**Task instructions**.
Look through the records below and say how many lines include "data". Give only that number.

**Exercise materials**.

↓

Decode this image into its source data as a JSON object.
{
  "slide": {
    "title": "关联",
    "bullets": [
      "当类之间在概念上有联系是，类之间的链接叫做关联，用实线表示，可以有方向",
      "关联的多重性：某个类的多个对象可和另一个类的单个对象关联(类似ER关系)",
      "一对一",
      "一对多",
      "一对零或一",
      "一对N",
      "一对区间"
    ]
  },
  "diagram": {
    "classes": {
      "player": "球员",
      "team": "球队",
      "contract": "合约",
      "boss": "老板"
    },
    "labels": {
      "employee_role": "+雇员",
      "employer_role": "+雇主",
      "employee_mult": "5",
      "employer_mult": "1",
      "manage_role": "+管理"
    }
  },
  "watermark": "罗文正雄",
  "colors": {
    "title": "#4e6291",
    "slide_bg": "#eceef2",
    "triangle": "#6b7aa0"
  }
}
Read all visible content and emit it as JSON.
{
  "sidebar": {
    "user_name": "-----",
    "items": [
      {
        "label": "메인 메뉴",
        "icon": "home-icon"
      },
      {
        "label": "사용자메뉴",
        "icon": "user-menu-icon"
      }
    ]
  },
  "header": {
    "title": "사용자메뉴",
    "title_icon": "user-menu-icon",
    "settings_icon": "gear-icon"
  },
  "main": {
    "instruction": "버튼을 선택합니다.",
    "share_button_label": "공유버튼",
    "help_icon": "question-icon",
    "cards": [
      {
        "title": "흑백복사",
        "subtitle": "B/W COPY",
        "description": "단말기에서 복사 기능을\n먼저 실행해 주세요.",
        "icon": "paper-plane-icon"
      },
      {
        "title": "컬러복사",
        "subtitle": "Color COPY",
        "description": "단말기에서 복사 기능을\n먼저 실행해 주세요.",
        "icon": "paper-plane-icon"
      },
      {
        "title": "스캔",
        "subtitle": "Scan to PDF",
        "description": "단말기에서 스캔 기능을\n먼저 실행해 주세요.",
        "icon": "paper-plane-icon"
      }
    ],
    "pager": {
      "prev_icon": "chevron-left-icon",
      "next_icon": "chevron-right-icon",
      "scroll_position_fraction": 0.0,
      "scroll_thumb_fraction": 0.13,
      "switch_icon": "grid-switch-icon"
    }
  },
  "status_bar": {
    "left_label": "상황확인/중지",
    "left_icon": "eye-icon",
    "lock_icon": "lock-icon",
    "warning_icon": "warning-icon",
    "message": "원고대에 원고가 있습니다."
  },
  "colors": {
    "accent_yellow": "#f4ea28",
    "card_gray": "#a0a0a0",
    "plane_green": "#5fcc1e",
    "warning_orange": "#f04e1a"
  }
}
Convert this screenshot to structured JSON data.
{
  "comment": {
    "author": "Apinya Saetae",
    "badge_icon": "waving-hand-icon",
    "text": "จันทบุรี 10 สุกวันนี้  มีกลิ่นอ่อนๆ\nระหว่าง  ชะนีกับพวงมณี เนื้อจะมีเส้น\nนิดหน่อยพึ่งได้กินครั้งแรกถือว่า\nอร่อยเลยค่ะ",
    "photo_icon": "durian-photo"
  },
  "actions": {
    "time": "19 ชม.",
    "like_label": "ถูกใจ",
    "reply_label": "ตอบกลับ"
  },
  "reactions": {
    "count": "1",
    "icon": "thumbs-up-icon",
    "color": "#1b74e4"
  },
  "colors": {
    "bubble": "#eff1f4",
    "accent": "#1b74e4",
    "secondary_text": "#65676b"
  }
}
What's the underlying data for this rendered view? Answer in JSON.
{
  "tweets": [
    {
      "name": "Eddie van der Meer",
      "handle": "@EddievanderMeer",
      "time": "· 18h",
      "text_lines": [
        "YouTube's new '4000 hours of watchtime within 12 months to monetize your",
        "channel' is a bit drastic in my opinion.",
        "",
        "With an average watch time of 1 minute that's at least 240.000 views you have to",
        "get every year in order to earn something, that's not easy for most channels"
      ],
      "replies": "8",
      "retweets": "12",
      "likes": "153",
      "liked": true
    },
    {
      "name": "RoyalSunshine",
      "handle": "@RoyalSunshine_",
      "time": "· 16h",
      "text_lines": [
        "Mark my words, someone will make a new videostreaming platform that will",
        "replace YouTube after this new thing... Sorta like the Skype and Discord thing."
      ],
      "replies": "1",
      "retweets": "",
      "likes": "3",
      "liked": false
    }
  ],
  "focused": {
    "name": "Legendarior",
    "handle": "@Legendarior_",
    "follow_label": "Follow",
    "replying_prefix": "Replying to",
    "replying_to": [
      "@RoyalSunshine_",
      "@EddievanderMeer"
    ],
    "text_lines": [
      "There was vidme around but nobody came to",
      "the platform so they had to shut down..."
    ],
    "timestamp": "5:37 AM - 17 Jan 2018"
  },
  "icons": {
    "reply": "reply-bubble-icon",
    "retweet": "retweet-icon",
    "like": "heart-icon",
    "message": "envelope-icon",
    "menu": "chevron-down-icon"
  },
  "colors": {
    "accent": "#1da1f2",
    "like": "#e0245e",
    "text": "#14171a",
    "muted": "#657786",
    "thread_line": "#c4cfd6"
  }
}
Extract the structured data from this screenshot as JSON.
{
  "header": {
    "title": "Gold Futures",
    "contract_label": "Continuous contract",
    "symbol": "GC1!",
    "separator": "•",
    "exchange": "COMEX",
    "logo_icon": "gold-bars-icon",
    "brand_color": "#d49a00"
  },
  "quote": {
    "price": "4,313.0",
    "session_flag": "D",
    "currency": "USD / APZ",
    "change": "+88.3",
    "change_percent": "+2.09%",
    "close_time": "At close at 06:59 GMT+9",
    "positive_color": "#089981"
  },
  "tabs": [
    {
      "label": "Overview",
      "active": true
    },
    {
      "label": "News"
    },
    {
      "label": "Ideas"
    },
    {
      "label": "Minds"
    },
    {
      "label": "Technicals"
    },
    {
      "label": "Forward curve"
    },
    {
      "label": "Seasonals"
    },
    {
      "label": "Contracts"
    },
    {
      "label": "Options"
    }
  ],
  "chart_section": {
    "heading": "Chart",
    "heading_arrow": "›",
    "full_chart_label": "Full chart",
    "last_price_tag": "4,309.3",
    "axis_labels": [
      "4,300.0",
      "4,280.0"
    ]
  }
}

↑

**Answer area**.
4